One version represented the modern world in which good food was always available and easy to get. Another version represented what your stomach might experience if you were dieting: long periods with little food, mixed with times where food availability was normal. How might the best strategies for winning in these different games be similar or different?
The researchers found that players with winning strategies foraged for food more often when food was scarce, just like our Dakar racer did with gasoline. Additionally, when they were near starvation, they also foraged more (not too surprising).
However, things were different in the version of that game that mimicked human dieting. During the periods of little food (similar to when people diet), every player’s energy stores (fat) naturally went down. But once food became plentiful again (after a diet ends), the amount of food that the successful players ate skyrocketed! They ended stockpiling even more fat than the players in the version of the game where food was super abundant. The players in the dieting game were twice as motivated to add more fat.
Due to the results of their game, the scientists have shown that yo-yo dieting isn’t necessarily because of something “broken” in modern humans. Weirdly enough, yo-yo dieting could be the result of our bodies being good at keeping us alive. Our attempts to diet send misleading information to our bodies, causing us to pack on the pounds to deal with the scarce food conditions.
Just like participants in a long-distance car race who make decisions to fill up on fuel based off their surroundings, our bodies may be making decisions to gain fat based on how we diet. Knowing this could allow scientists and doctors to better treat obesity and design better ways for us to lose weight.
EvMed Edits are sponsored by ASU's Center for Evolution and Medicine.
Additional images via Wikimedia Commons. Adipocytes by Falty14.
Andrew Burchill. (2017, July 07). A Game of Strategy and Fat. ASU - Ask A Biologist. Retrieved from https://askabiologist.asu.edu/evmed-edit/diet-and-evolution
Andrew Burchill. "A Game of Strategy and Fat". ASU - Ask A Biologist. 07 July, 2017. https://askabiologist.asu.edu/evmed-edit/diet-and-evolution

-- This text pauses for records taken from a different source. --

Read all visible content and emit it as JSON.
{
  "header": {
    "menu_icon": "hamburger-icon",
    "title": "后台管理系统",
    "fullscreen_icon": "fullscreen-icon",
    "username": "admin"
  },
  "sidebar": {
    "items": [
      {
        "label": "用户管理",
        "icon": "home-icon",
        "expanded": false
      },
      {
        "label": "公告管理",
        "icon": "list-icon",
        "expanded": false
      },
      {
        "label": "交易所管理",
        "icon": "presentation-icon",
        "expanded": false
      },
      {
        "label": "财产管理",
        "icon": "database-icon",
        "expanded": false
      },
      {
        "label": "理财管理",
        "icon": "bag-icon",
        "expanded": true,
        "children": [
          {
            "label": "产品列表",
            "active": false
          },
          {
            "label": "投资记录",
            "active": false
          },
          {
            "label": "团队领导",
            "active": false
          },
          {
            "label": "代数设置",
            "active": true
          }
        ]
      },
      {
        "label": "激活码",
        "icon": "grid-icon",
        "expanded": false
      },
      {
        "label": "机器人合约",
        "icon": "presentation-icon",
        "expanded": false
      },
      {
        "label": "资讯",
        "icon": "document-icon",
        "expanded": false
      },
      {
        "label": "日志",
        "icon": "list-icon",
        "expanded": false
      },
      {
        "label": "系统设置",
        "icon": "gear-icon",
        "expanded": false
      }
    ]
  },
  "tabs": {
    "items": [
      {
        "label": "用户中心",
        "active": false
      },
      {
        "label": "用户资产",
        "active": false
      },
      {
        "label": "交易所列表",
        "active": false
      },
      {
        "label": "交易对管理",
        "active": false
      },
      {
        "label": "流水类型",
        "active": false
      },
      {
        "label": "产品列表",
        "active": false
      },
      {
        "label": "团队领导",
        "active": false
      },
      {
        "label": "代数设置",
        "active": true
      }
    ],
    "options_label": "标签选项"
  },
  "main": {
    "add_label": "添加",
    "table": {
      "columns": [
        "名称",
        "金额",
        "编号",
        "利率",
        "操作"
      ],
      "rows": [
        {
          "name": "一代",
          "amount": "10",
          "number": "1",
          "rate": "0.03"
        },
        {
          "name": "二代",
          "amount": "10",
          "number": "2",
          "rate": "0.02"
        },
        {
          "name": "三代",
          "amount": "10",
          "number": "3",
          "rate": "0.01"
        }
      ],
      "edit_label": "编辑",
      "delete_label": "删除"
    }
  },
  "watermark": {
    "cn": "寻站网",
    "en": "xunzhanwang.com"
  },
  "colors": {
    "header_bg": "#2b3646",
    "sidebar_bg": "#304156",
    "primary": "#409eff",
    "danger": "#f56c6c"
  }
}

Andrew Burchill. "A Game of Strategy and Fat". ASU - Ask A Biologist. 07 Jul 2017. ASU - Ask A Biologist, Web. . https://askabiologist.asu.edu/evmed-edit/diet-and-evolution
Our bodies have special cells called adipocytes that store fat in semi-liquid droplets. How might our bodies have evolved to promote the storage of fat?